Exercise brief
Where does the word "JSON" occur in the data below? Copy each line that holds it.

Source material
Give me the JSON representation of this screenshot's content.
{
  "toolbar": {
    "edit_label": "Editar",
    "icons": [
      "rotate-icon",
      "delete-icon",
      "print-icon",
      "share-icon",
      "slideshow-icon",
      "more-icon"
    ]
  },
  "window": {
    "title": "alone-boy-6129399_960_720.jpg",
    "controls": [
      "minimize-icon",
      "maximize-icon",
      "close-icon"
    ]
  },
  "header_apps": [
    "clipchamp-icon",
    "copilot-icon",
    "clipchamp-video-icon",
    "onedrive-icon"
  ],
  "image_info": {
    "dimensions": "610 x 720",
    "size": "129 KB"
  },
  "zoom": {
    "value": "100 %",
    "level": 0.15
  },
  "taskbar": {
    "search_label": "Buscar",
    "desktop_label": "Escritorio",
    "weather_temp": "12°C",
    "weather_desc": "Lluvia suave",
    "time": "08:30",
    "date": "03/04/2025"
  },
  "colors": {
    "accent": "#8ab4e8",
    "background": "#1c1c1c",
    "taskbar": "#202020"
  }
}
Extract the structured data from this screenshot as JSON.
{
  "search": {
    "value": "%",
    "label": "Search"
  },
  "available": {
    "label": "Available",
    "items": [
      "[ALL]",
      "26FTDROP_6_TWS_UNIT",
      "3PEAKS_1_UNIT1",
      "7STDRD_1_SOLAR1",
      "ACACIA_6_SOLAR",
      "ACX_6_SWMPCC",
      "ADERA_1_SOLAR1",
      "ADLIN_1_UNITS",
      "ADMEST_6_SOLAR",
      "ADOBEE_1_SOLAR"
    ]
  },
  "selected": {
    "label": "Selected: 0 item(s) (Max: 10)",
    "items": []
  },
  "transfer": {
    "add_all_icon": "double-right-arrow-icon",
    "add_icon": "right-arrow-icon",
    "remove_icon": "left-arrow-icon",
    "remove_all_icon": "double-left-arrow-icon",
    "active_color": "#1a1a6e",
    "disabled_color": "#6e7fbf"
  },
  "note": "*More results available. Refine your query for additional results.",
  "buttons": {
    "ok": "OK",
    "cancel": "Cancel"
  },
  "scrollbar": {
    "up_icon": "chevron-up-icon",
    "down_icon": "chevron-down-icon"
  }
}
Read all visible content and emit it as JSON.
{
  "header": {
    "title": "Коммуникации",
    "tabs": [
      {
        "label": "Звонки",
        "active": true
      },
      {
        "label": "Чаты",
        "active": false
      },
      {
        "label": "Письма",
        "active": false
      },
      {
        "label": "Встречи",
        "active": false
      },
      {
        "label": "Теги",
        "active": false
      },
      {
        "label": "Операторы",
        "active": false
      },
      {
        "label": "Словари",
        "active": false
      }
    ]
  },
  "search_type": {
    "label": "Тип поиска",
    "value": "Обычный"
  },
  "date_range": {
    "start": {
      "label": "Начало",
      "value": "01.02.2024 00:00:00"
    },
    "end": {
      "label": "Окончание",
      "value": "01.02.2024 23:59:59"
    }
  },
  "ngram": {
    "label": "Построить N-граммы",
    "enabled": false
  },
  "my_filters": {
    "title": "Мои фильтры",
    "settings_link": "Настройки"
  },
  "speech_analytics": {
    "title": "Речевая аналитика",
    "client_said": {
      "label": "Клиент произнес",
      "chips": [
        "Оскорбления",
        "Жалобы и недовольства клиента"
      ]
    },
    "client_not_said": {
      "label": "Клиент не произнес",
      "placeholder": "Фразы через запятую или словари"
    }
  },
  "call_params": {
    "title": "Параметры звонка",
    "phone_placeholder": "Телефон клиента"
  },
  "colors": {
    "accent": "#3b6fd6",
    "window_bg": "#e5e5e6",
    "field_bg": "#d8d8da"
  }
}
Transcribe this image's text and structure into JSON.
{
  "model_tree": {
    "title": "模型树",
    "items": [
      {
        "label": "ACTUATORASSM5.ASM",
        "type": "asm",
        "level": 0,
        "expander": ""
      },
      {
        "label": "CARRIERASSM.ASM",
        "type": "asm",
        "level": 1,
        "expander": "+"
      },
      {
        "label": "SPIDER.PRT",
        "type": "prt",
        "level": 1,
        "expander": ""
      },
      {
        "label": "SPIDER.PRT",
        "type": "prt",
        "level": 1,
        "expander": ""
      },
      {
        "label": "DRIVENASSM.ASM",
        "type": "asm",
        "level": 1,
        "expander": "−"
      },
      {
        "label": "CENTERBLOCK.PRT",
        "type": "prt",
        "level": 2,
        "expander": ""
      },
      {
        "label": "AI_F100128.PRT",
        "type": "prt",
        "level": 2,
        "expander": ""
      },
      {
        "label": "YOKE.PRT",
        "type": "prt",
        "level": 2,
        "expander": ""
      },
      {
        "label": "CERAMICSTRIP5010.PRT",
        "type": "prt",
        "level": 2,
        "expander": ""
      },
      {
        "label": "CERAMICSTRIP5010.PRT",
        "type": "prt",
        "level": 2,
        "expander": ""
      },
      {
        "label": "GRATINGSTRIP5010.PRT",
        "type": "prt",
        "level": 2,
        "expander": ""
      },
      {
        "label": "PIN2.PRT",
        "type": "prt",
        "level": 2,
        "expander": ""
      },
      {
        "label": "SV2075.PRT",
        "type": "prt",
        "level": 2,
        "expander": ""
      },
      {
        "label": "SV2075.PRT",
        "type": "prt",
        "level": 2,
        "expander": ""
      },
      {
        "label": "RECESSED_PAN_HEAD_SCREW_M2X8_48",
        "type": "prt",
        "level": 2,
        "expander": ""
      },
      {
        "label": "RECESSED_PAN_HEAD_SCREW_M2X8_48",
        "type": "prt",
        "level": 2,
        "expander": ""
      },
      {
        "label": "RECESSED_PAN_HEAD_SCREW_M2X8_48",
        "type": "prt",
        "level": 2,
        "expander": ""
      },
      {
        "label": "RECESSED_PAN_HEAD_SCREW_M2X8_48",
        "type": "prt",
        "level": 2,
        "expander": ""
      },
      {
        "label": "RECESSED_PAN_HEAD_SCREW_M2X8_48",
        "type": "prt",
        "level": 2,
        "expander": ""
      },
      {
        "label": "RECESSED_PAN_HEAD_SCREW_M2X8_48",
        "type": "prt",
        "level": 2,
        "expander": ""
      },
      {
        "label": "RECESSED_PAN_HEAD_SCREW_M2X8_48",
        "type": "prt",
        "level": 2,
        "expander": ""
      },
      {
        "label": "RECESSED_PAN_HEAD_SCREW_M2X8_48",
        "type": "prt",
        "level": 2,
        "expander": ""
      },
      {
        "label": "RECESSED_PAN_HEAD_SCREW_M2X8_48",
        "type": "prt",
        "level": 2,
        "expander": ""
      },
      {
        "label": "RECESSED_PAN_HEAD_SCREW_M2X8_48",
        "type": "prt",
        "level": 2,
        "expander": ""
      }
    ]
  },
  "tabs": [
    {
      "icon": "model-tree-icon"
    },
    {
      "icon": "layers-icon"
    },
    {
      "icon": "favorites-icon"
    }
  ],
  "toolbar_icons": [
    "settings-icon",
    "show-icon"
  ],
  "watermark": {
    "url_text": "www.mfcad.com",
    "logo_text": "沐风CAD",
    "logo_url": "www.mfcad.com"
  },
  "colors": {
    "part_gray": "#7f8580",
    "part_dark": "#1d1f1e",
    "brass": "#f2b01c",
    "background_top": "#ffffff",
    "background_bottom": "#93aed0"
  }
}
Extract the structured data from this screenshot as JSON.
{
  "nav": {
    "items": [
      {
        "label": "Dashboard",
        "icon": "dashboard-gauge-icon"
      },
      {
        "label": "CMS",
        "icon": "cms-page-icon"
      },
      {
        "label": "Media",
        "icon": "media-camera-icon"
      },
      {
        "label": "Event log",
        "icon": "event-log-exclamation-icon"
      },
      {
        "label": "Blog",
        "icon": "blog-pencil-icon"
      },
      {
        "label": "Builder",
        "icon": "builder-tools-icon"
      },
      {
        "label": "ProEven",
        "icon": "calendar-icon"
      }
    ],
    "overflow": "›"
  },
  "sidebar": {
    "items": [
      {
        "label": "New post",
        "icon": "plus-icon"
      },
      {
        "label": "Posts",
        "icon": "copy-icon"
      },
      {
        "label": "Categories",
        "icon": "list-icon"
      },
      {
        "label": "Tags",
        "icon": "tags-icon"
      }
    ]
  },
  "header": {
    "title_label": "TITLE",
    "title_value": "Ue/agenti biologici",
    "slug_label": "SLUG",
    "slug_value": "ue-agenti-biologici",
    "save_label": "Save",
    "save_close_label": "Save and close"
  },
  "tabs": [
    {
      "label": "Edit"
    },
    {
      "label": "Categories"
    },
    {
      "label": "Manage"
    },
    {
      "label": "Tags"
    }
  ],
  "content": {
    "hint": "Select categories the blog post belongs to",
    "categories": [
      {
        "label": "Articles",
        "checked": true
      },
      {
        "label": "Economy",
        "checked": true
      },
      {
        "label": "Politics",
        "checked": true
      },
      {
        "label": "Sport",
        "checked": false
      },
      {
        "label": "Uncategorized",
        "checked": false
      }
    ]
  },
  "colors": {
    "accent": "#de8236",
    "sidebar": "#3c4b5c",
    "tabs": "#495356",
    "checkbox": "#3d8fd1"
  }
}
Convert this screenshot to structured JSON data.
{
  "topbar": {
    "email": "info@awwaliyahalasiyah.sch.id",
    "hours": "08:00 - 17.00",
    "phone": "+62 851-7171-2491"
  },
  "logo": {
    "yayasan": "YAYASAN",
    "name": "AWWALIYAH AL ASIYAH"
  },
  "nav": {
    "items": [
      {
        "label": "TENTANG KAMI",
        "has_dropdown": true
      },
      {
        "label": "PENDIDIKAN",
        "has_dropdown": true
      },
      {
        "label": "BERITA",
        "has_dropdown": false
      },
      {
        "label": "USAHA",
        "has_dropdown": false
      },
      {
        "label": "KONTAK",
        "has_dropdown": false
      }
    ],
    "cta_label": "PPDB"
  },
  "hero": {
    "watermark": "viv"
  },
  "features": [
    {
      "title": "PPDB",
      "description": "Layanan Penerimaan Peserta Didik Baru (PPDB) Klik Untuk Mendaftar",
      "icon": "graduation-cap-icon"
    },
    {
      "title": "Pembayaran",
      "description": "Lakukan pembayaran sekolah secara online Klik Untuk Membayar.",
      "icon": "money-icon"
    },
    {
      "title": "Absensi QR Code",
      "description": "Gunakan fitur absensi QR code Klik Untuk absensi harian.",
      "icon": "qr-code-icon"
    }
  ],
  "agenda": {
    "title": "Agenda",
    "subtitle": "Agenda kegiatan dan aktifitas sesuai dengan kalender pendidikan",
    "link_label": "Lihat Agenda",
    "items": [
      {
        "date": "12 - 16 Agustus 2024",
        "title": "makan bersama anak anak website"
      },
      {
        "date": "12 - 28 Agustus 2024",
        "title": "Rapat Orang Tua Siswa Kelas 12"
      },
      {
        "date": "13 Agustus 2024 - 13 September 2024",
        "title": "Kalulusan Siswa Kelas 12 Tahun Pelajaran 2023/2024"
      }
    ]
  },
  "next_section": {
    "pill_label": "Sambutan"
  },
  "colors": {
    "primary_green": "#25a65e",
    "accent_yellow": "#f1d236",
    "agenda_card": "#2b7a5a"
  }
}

Expected output
Give me the JSON representation of this screenshot's content.
Extract the structured data from this screenshot as JSON.
Read all visible content and emit it as JSON.
Transcribe this image's text and structure into JSON.
Extract the structured data from this screenshot as JSON.
Convert this screenshot to structured JSON data.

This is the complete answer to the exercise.